Consider another example of a very arrogant person. He boasts of everything about himself. There is no way to remove or suppress his pride. One day he dies. If the whole world gathered around him to eulogize and extol his glorious deeds, what would he do? Would he still be proud of himself?


God’s salvation for man is death! He who is dead is freed from sin. We have to see the verse that precedes the one we just read.

Romans 6:6: "Knowing this, that our old man has been crucified with Him in order that the body of sin might be annulled, that we should no longer serve sin as slaves." We have to take a closer look at this passage. The Greek word "annulled" has two meanings: one is unemployed; the other is paralyzed or crippled. The idea of unemployment is stronger in this passage. Hence, we can translate this as "that the body of sin might be unemployed."


There are three important agents in this passage. The first is sin, the second is the old man, and the third is the body. Sin is personified; it is a master. This sin does not refer to individual sins. Rather, it is a powerful lord that binds, entangles, and compels man to commit all of the particular sins. Man becomes the slave to sin, being subject to such a tyrant and carrying out all its dictates.

Under ordinary circumstances, man does not feel too much pressure from this master. But the minute he makes up his mind to overcome it, he will find that no matter how much energy he summons, he can never succeed in overturning its power. The more he tries to control his temper, the more he will lose it. Sin is the master. It forces man to submit.

The old man mentioned in the Bible is our own person. Deep in man there is a love for sin. When temptation comes, man rejoices to hear its call and gladly succumbs to its sway. It is true that sin is a powerful agent, but when it is met by the old man, the result is an instant collaboration.

In such a setting, the two go about searching for an instrument and discover the body.
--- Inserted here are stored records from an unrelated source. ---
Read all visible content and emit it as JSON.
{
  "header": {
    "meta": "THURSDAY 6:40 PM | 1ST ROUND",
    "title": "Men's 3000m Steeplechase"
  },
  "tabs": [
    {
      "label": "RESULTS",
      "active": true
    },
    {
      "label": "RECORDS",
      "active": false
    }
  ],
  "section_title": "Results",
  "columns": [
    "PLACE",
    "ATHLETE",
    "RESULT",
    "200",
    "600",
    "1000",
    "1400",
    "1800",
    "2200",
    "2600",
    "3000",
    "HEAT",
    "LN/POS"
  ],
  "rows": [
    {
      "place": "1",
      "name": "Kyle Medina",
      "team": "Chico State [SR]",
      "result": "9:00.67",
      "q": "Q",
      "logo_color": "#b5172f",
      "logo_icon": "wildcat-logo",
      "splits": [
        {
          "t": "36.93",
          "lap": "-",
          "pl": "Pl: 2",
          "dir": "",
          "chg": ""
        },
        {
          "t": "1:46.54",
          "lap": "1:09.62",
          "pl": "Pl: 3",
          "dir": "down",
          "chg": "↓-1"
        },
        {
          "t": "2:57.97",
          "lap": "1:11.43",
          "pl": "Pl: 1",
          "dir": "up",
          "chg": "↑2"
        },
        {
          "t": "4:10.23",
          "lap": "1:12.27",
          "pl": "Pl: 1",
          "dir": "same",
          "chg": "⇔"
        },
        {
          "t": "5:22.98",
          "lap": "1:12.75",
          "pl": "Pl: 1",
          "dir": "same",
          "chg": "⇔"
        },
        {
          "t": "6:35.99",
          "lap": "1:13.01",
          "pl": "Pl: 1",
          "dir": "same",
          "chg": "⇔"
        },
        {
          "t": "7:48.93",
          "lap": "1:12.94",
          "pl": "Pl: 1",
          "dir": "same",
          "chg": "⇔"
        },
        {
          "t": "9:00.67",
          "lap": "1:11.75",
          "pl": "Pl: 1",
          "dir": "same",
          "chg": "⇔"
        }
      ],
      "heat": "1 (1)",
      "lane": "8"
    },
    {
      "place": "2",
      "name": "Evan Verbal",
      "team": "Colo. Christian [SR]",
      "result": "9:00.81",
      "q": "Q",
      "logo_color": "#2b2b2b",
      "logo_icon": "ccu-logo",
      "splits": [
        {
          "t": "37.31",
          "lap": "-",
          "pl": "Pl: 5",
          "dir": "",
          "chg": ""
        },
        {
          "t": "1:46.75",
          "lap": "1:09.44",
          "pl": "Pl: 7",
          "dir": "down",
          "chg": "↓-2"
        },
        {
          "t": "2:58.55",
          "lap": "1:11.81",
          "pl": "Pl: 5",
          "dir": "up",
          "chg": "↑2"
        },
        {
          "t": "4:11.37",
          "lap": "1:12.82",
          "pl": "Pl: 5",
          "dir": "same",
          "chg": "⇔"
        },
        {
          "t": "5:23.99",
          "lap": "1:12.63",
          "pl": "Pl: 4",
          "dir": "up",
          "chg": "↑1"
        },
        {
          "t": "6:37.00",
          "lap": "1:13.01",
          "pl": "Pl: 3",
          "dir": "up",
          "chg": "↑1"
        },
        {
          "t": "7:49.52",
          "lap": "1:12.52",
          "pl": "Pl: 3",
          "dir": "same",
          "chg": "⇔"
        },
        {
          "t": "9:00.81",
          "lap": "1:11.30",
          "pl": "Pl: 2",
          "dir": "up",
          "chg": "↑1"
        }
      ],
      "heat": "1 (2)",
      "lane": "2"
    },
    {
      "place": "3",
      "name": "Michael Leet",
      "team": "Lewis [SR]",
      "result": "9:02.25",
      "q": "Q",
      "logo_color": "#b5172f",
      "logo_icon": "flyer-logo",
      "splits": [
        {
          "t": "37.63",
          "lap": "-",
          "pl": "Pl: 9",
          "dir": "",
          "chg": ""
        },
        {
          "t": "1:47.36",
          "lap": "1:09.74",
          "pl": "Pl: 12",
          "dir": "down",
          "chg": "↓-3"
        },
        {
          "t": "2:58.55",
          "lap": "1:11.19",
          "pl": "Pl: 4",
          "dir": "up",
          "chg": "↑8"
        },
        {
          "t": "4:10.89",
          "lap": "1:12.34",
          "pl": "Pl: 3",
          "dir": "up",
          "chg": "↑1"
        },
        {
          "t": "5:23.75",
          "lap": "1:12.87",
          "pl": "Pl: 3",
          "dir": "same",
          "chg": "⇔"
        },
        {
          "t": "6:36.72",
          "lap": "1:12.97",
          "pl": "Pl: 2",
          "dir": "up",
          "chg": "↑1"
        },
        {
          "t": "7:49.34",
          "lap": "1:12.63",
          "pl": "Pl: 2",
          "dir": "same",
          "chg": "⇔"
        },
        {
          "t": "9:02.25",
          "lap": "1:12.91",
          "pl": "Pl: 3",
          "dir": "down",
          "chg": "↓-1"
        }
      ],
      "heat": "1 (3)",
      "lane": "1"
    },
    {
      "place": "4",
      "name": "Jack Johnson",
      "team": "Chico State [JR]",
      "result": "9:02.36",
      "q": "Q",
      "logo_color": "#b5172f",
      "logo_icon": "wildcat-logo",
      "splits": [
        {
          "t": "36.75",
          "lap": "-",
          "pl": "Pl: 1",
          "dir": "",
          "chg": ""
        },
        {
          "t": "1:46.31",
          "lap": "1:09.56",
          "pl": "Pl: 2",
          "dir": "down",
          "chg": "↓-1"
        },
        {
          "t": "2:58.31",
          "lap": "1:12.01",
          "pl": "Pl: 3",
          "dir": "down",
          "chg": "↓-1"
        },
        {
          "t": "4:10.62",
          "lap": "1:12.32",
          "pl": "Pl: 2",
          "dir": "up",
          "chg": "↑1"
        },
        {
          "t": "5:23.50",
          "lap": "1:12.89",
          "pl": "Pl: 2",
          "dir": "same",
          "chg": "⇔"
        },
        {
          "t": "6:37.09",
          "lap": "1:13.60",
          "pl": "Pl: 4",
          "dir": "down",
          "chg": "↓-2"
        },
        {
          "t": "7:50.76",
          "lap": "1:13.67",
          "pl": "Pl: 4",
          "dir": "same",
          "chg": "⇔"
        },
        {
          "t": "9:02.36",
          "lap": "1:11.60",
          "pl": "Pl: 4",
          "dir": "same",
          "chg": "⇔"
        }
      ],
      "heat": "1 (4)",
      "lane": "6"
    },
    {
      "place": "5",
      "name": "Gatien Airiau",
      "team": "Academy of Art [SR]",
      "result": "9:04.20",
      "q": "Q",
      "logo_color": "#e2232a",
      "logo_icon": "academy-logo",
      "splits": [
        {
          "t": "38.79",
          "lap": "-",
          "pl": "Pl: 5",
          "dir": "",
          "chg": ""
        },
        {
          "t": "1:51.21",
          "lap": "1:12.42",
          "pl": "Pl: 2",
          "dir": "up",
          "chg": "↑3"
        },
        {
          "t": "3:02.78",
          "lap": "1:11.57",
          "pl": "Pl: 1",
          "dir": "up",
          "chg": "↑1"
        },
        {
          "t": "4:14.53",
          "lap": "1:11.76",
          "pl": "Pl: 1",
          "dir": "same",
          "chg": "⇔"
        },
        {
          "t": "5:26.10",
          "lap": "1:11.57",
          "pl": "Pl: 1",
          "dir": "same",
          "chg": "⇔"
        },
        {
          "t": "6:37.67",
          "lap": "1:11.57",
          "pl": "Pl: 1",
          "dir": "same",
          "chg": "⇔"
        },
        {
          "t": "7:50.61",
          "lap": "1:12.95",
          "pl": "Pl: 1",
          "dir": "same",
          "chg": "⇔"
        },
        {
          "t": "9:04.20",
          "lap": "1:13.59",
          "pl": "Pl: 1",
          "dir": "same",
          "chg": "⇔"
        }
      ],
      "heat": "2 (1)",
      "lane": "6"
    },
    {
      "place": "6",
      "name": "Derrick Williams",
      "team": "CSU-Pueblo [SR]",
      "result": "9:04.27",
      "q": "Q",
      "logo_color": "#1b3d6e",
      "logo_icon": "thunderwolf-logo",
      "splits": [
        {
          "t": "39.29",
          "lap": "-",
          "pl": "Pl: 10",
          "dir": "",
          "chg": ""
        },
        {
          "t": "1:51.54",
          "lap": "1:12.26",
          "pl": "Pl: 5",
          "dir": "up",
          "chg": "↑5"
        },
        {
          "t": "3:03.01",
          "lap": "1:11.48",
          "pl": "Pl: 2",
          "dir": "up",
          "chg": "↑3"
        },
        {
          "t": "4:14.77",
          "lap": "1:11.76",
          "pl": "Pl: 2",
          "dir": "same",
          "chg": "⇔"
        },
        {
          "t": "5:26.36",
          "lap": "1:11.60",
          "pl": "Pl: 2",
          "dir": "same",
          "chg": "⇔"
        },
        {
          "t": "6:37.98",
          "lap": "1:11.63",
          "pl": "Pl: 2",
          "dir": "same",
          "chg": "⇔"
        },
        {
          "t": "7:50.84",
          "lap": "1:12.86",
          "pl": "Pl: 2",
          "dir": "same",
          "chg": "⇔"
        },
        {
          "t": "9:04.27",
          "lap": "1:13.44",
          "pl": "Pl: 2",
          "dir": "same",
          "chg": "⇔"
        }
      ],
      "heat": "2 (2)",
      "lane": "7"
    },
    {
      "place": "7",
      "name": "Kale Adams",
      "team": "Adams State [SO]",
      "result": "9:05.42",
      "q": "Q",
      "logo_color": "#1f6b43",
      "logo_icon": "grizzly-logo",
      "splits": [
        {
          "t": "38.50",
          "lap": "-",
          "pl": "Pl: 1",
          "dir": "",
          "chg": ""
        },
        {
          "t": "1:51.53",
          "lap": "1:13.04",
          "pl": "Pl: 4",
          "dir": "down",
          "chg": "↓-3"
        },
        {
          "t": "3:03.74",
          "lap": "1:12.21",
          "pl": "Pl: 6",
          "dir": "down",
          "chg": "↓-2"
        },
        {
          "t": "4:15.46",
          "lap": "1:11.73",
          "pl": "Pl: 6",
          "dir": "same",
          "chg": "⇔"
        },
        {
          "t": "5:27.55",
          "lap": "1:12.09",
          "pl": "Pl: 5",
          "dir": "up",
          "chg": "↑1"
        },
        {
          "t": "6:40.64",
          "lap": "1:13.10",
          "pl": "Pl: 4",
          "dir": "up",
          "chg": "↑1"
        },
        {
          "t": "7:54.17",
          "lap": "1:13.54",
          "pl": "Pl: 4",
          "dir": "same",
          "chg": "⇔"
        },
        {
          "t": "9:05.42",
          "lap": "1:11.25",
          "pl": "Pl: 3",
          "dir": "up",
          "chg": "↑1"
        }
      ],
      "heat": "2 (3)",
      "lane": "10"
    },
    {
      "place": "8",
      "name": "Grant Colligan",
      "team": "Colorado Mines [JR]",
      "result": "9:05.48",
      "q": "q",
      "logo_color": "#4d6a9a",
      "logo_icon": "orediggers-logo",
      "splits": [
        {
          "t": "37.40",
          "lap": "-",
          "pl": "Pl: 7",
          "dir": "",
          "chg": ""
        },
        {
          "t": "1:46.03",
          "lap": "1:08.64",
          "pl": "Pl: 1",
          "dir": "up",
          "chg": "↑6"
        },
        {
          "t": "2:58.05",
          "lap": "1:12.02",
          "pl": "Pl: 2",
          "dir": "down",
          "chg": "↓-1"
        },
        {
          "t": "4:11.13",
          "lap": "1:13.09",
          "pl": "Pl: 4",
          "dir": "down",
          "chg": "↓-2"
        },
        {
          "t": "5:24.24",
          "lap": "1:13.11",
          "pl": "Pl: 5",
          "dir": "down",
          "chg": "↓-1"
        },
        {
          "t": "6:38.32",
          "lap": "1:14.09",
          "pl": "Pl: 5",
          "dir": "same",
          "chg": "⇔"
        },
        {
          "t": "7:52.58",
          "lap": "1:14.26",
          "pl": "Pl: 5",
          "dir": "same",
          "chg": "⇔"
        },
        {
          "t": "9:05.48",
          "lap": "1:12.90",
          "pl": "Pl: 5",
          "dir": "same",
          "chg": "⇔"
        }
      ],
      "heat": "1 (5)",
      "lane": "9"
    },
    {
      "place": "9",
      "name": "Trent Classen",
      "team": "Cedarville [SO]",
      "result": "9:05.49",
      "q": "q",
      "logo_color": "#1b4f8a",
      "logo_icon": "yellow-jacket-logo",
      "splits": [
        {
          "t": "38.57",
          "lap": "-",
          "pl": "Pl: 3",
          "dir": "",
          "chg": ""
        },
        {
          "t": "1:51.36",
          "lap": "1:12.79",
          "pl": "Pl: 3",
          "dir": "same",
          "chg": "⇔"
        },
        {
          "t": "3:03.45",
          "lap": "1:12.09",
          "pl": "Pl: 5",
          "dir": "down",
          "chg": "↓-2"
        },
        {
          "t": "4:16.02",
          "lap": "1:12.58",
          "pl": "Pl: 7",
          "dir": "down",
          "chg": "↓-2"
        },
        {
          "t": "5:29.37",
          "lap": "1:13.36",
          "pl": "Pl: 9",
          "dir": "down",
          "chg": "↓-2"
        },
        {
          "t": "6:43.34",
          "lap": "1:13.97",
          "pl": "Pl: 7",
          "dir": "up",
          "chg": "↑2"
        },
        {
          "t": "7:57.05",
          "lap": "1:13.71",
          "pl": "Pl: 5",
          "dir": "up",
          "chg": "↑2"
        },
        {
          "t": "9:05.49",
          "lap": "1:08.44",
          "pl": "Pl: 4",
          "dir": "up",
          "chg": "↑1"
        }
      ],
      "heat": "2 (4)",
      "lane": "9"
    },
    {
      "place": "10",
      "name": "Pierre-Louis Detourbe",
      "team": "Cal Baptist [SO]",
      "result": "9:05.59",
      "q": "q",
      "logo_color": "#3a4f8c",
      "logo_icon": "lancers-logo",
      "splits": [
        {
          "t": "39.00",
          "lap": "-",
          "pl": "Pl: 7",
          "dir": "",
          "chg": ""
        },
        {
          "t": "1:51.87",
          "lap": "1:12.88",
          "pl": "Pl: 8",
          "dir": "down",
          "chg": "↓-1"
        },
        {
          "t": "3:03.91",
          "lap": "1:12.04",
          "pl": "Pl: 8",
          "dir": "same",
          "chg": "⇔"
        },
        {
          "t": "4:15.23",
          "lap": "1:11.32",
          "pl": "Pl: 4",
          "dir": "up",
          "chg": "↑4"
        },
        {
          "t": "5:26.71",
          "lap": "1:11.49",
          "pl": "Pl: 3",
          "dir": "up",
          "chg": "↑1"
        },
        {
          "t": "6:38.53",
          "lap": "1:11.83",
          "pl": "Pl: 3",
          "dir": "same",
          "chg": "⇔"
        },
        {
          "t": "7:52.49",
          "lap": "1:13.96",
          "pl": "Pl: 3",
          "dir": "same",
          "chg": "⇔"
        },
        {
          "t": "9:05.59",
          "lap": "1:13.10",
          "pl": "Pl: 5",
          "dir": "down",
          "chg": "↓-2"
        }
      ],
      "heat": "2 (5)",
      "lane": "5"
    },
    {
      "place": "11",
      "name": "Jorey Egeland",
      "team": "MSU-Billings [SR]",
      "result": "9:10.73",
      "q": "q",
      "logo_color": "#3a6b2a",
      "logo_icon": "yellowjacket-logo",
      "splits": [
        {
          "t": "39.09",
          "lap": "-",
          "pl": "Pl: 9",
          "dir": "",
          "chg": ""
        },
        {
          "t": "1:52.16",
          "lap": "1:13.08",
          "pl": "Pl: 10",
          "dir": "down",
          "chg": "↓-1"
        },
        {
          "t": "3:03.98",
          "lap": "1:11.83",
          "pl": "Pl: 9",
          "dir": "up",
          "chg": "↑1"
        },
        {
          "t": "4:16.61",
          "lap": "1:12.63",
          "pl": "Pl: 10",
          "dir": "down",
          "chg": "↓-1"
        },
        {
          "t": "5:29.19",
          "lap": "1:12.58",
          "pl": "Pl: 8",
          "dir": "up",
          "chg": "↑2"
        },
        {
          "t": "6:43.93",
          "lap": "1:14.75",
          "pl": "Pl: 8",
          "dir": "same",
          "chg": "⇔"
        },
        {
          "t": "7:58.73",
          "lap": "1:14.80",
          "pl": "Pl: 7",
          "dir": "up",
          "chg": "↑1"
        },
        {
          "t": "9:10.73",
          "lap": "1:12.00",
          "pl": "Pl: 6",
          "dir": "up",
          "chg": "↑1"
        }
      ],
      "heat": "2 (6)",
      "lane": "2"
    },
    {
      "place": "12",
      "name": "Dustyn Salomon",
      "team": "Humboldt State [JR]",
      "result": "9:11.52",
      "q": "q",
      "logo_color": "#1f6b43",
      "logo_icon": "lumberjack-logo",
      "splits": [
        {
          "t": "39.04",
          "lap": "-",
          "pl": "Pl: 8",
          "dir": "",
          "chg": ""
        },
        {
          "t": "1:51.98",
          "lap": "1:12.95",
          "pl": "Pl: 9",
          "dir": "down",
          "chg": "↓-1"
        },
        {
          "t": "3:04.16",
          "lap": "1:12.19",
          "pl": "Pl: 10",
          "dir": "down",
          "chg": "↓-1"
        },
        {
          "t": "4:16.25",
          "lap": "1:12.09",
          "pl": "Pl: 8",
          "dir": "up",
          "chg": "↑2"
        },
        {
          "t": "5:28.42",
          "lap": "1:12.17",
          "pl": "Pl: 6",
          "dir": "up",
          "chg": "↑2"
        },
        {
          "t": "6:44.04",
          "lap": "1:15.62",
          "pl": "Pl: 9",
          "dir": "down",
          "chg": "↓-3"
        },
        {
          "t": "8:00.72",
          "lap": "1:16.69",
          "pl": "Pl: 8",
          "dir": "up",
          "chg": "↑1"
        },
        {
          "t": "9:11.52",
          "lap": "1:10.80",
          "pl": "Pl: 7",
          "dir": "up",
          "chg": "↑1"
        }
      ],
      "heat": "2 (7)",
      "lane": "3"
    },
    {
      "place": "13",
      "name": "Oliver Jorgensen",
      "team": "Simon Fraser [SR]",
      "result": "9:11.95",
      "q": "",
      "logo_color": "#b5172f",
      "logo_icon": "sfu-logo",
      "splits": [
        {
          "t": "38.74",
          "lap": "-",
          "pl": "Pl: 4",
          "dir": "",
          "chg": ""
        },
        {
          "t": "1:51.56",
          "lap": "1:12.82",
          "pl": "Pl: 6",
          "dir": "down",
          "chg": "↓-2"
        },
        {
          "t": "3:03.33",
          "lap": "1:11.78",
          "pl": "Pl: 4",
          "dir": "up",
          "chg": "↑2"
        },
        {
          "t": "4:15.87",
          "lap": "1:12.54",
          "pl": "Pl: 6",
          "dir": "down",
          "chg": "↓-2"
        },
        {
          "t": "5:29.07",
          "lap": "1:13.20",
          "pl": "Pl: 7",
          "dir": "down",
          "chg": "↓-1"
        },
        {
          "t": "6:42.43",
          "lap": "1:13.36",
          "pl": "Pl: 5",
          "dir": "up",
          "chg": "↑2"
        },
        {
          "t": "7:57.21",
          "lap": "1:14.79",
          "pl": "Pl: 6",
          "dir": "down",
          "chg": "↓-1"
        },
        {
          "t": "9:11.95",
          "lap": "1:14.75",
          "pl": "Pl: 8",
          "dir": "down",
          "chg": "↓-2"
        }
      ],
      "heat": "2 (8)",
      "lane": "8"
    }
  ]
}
The body is thus employed. They will either tell the eyes to look, the ears to listen, or the hands to move. In this way the body executes the order dictated by sin and seconded by the old man. Sin is the director, the old man submits to its orders, and the body carries them out practically in the form of transgressions. These three are one. They agree with one another. The product of this collaboration is the multitude of sins that we commit.

(The Normal Christian Faith, Chapter 10, by Watchman Nee)